:: Available data ::
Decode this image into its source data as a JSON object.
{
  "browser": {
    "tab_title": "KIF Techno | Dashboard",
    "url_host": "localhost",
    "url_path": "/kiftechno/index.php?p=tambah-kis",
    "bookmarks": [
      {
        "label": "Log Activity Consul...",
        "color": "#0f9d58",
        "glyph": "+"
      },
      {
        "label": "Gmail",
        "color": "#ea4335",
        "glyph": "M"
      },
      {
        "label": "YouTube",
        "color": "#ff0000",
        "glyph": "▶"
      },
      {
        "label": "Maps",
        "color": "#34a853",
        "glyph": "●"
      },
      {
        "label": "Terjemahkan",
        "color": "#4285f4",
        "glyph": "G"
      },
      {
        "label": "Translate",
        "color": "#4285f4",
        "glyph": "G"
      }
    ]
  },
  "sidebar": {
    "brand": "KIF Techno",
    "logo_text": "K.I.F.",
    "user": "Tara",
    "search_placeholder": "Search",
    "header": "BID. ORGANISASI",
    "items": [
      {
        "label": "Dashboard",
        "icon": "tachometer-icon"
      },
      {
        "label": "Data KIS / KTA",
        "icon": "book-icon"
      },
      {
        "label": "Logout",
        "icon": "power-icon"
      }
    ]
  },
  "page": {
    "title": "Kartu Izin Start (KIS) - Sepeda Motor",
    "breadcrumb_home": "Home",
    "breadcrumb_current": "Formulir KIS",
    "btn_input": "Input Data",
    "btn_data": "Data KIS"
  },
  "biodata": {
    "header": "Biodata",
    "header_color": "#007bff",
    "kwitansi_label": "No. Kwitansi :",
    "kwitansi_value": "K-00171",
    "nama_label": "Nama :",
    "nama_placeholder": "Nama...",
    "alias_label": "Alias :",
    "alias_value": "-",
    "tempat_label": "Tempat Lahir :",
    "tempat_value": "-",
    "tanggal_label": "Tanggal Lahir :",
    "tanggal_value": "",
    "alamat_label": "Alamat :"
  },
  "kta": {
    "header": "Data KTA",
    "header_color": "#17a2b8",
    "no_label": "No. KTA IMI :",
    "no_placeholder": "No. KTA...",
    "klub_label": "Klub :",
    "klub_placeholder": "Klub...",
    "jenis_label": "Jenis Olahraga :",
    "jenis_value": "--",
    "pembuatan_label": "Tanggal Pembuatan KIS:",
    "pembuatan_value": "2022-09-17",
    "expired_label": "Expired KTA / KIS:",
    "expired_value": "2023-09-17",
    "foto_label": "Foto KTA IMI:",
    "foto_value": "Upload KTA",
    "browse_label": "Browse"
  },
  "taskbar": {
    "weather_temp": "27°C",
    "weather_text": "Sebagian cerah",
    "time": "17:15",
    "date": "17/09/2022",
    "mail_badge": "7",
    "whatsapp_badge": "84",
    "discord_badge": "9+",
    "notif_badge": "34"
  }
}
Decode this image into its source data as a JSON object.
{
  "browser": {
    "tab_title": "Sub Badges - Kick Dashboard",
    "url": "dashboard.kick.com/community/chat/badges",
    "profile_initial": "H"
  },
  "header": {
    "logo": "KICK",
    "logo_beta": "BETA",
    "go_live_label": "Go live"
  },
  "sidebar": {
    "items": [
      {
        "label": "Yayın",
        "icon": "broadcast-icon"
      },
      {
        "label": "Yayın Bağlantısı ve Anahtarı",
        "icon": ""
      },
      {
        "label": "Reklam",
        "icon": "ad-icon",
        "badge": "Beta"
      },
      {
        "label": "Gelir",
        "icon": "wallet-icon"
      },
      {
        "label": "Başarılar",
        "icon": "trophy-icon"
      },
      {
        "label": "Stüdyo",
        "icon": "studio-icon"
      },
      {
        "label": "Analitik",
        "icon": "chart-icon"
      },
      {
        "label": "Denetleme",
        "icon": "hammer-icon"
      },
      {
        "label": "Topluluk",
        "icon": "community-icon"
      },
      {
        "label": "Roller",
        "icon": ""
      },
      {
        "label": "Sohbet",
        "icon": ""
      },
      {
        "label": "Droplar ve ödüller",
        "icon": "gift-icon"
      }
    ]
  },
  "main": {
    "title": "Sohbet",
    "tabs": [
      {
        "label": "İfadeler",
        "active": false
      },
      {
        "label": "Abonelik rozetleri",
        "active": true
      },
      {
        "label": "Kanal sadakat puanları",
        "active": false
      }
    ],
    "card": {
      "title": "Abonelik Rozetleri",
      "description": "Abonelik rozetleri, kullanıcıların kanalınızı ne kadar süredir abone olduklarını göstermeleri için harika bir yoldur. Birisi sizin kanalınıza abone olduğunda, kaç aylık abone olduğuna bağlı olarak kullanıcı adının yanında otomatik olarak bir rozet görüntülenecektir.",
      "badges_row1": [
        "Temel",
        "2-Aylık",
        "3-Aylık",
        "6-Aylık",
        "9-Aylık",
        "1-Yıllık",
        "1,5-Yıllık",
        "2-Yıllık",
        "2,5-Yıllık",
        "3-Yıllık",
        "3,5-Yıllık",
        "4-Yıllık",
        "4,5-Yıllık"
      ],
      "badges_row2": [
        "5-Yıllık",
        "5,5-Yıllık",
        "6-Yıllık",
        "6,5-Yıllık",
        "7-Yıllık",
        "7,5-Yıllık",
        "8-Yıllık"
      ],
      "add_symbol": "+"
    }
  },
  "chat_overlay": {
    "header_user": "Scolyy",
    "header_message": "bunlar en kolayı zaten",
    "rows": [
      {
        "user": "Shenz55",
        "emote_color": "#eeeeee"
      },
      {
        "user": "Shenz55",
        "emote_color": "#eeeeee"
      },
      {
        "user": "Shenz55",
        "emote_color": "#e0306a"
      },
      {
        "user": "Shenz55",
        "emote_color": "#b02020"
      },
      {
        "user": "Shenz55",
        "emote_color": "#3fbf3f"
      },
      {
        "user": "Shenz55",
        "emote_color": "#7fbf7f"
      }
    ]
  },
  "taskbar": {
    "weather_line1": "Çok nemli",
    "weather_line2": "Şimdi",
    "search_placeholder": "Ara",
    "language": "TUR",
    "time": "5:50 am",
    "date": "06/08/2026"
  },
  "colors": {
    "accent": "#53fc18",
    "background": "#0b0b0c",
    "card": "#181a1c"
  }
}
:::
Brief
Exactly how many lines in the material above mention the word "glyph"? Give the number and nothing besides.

Solution to the problem
6